What you should do:
I need all the entries repeated exactly as written.

Exercise materials:
* * * * * * * * *

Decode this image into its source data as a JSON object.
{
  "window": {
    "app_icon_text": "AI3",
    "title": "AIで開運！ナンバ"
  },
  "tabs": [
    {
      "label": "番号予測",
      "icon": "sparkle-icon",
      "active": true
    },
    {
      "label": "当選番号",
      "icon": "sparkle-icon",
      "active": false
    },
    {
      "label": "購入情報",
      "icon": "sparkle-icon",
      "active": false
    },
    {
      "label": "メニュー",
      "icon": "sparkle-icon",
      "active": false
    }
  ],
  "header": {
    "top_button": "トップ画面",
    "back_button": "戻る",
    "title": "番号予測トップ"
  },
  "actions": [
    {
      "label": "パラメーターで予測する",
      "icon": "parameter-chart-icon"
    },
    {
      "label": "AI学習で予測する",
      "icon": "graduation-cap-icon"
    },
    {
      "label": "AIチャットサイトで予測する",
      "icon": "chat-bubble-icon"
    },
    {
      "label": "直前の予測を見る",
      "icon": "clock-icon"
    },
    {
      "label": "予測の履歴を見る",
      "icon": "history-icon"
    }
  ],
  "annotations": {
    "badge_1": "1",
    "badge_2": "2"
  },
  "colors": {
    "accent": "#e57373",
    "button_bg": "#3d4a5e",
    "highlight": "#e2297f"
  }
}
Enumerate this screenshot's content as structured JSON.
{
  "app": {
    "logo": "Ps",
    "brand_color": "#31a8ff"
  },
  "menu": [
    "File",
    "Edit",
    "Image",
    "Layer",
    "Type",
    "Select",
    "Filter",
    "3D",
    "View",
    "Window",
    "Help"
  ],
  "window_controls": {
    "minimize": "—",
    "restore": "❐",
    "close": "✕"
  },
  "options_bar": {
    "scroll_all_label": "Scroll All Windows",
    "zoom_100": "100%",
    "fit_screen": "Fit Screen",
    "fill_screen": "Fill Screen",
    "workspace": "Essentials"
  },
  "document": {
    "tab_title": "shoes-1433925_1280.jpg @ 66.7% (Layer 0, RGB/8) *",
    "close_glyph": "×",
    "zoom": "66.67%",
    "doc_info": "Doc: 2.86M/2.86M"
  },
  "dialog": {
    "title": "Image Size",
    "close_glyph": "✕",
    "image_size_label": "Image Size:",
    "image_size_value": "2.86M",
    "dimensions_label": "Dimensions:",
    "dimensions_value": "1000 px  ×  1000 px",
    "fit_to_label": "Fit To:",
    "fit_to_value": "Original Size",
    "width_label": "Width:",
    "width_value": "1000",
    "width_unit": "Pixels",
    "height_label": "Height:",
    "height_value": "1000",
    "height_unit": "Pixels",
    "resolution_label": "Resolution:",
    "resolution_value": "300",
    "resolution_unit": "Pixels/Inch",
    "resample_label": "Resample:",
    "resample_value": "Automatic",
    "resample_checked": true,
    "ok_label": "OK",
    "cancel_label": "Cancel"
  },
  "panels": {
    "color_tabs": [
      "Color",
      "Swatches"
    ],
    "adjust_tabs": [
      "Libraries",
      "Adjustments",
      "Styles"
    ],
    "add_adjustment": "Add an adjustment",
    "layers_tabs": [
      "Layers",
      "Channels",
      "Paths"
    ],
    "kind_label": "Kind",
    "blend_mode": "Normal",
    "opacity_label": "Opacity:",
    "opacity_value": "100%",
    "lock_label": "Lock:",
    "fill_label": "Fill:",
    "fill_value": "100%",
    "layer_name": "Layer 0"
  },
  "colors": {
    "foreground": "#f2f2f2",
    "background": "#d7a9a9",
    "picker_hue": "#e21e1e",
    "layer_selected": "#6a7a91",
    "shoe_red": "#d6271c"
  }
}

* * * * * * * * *

Expected answer:
Decode this image into its source data as a JSON object.
{
  "window": {
    "app_icon_text": "AI3",
    "title": "AIで開運！ナンバ"
  },
  "tabs": [
    {
      "label": "番号予測",
      "icon": "sparkle-icon",
      "active": true
    },
    {
      "label": "当選番号",
      "icon": "sparkle-icon",
      "active": false
    },
    {
      "label": "購入情報",
      "icon": "sparkle-icon",
      "active": false
    },
    {
      "label": "メニュー",
      "icon": "sparkle-icon",
      "active": false
    }
  ],
  "header": {
    "top_button": "トップ画面",
    "back_button": "戻る",
    "title": "番号予測トップ"
  },
  "actions": [
    {
      "label": "パラメーターで予測する",
      "icon": "parameter-chart-icon"
    },
    {
      "label": "AI学習で予測する",
      "icon": "graduation-cap-icon"
    },
    {
      "label": "AIチャットサイトで予測する",
      "icon": "chat-bubble-icon"
    },
    {
      "label": "直前の予測を見る",
      "icon": "clock-icon"
    },
    {
      "label": "予測の履歴を見る",
      "icon": "history-icon"
    }
  ],
  "annotations": {
    "badge_1": "1",
    "badge_2": "2"
  },
  "colors": {
    "accent": "#e57373",
    "button_bg": "#3d4a5e",
    "highlight": "#e2297f"
  }
}
Enumerate this screenshot's content as structured JSON.
{
  "app": {
    "logo": "Ps",
    "brand_color": "#31a8ff"
  },
  "menu": [
    "File",
    "Edit",
    "Image",
    "Layer",
    "Type",
    "Select",
    "Filter",
    "3D",
    "View",
    "Window",
    "Help"
  ],
  "window_controls": {
    "minimize": "—",
    "restore": "❐",
    "close": "✕"
  },
  "options_bar": {
    "scroll_all_label": "Scroll All Windows",
    "zoom_100": "100%",
    "fit_screen": "Fit Screen",
    "fill_screen": "Fill Screen",
    "workspace": "Essentials"
  },
  "document": {
    "tab_title": "shoes-1433925_1280.jpg @ 66.7% (Layer 0, RGB/8) *",
    "close_glyph": "×",
    "zoom": "66.67%",
    "doc_info": "Doc: 2.86M/2.86M"
  },
  "dialog": {
    "title": "Image Size",
    "close_glyph": "✕",
    "image_size_label": "Image Size:",
    "image_size_value": "2.86M",
    "dimensions_label": "Dimensions:",
    "dimensions_value": "1000 px  ×  1000 px",
    "fit_to_label": "Fit To:",
    "fit_to_value": "Original Size",
    "width_label": "Width:",
    "width_value": "1000",
    "width_unit": "Pixels",
    "height_label": "Height:",
    "height_value": "1000",
    "height_unit": "Pixels",
    "resolution_label": "Resolution:",
    "resolution_value": "300",
    "resolution_unit": "Pixels/Inch",
    "resample_label": "Resample:",
    "resample_value": "Automatic",
    "resample_checked": true,
    "ok_label": "OK",
    "cancel_label": "Cancel"
  },
  "panels": {
    "color_tabs": [
      "Color",
      "Swatches"
    ],
    "adjust_tabs": [
      "Libraries",
      "Adjustments",
      "Styles"
    ],
    "add_adjustment": "Add an adjustment",
    "layers_tabs": [
      "Layers",
      "Channels",
      "Paths"
    ],
    "kind_label": "Kind",
    "blend_mode": "Normal",
    "opacity_label": "Opacity:",
    "opacity_value": "100%",
    "lock_label": "Lock:",
    "fill_label": "Fill:",
    "fill_value": "100%",
    "layer_name": "Layer 0"
  },
  "colors": {
    "foreground": "#f2f2f2",
    "background": "#d7a9a9",
    "picker_hue": "#e21e1e",
    "layer_selected": "#6a7a91",
    "shoe_red": "#d6271c"
  }
}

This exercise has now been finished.